◆ WHAT TO PRODUCE ◆
Could you copy the records below exactly, leaving out any pictures they include?

◆ LISTED ENTRIES ◆

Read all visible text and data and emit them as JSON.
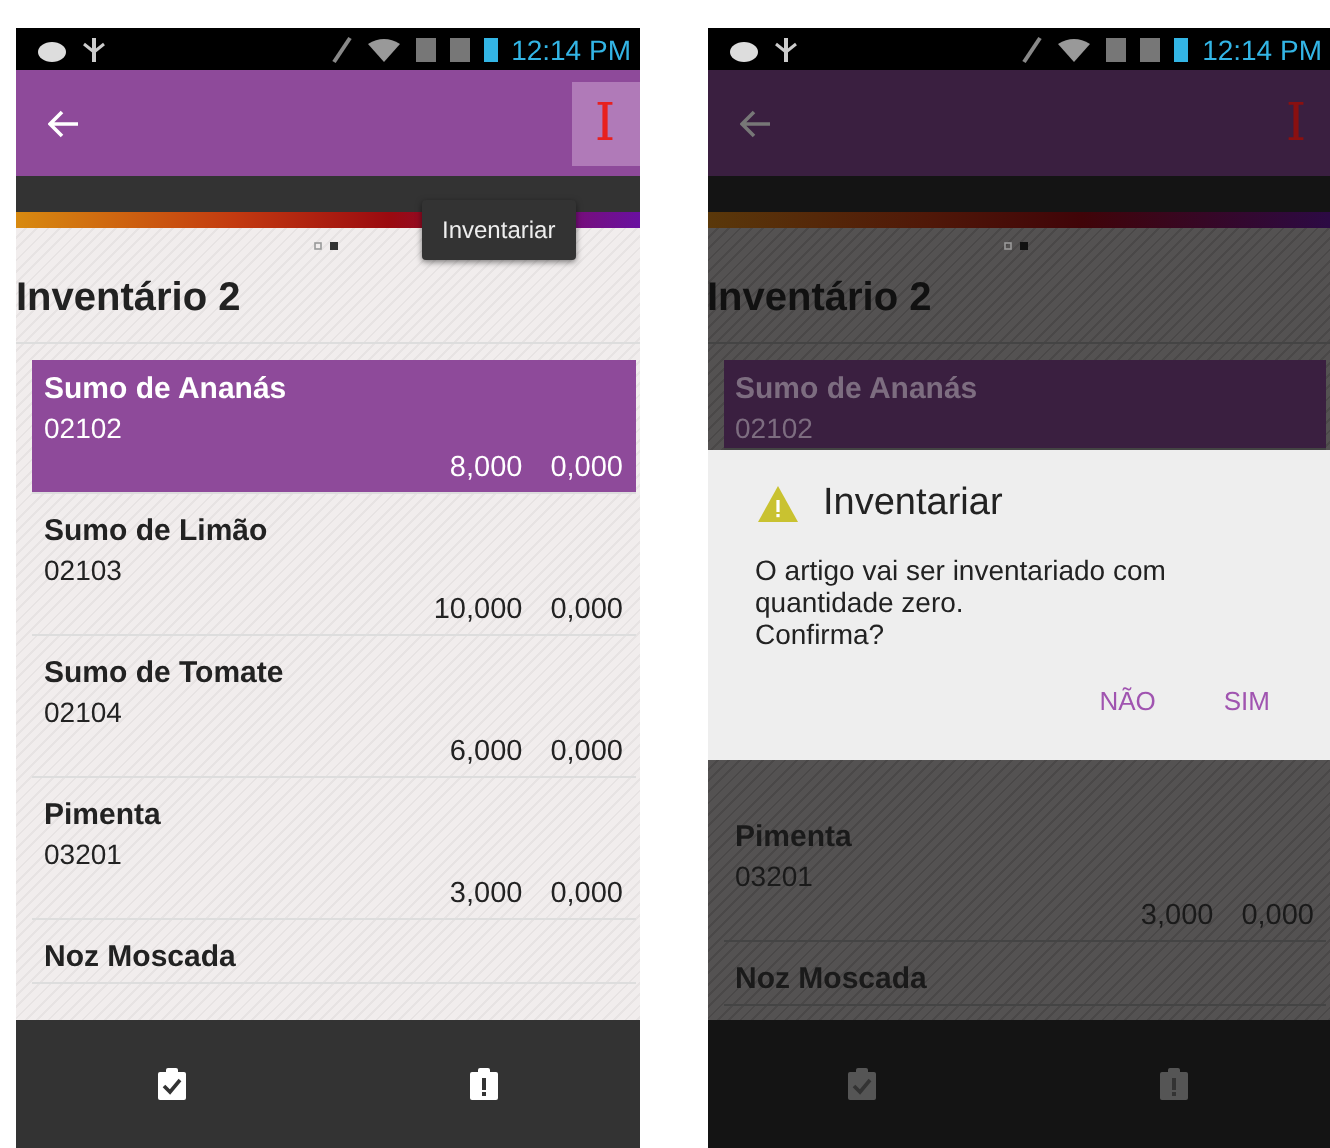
{
  "screens": [
    {
      "dimmed": false,
      "status_bar": {
        "time": "12:14 PM"
      },
      "app_bar": {
        "action": "I"
      },
      "tooltip": "Inventariar",
      "title": "Inventário 2",
      "rows": [
        {
          "name": "Sumo de Ananás",
          "code": "02102",
          "qty": "8,000",
          "counted": "0,000",
          "selected": true
        },
        {
          "name": "Sumo de Limão",
          "code": "02103",
          "qty": "10,000",
          "counted": "0,000",
          "selected": false
        },
        {
          "name": "Sumo de Tomate",
          "code": "02104",
          "qty": "6,000",
          "counted": "0,000",
          "selected": false
        },
        {
          "name": "Pimenta",
          "code": "03201",
          "qty": "3,000",
          "counted": "0,000",
          "selected": false
        },
        {
          "name": "Noz Moscada",
          "selected": false
        }
      ]
    },
    {
      "dimmed": true,
      "status_bar": {
        "time": "12:14 PM"
      },
      "app_bar": {
        "action": "I"
      },
      "title": "Inventário 2",
      "rows": [
        {
          "name": "Sumo de Ananás",
          "code": "02102",
          "selected": true
        }
      ],
      "dialog": {
        "title": "Inventariar",
        "message": "O artigo vai ser inventariado com quantidade zero.\nConfirma?",
        "buttons": [
          "NÃO",
          "SIM"
        ]
      },
      "rows_below": [
        {
          "name": "Pimenta",
          "code": "03201",
          "qty": "3,000",
          "counted": "0,000",
          "selected": false
        },
        {
          "name": "Noz Moscada",
          "selected": false
        }
      ]
    }
  ]
}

◆ FINISHED EXERCISE ◆
Read all visible text and data and emit them as JSON.
{
  "screens": [
    {
      "dimmed": false,
      "status_bar": {
        "time": "12:14 PM"
      },
      "app_bar": {
        "action": "I"
      },
      "tooltip": "Inventariar",
      "title": "Inventário 2",
      "rows": [
        {
          "name": "Sumo de Ananás",
          "code": "02102",
          "qty": "8,000",
          "counted": "0,000",
          "selected": true
        },
        {
          "name": "Sumo de Limão",
          "code": "02103",
          "qty": "10,000",
          "counted": "0,000",
          "selected": false
        },
        {
          "name": "Sumo de Tomate",
          "code": "02104",
          "qty": "6,000",
          "counted": "0,000",
          "selected": false
        },
        {
          "name": "Pimenta",
          "code": "03201",
          "qty": "3,000",
          "counted": "0,000",
          "selected": false
        },
        {
          "name": "Noz Moscada",
          "selected": false
        }
      ]
    },
    {
      "dimmed": true,
      "status_bar": {
        "time": "12:14 PM"
      },
      "app_bar": {
        "action": "I"
      },
      "title": "Inventário 2",
      "rows": [
        {
          "name": "Sumo de Ananás",
          "code": "02102",
          "selected": true
        }
      ],
      "dialog": {
        "title": "Inventariar",
        "message": "O artigo vai ser inventariado com quantidade zero.\nConfirma?",
        "buttons": [
          "NÃO",
          "SIM"
        ]
      },
      "rows_below": [
        {
          "name": "Pimenta",
          "code": "03201",
          "qty": "3,000",
          "counted": "0,000",
          "selected": false
        },
        {
          "name": "Noz Moscada",
          "selected": false
        }
      ]
    }
  ]
}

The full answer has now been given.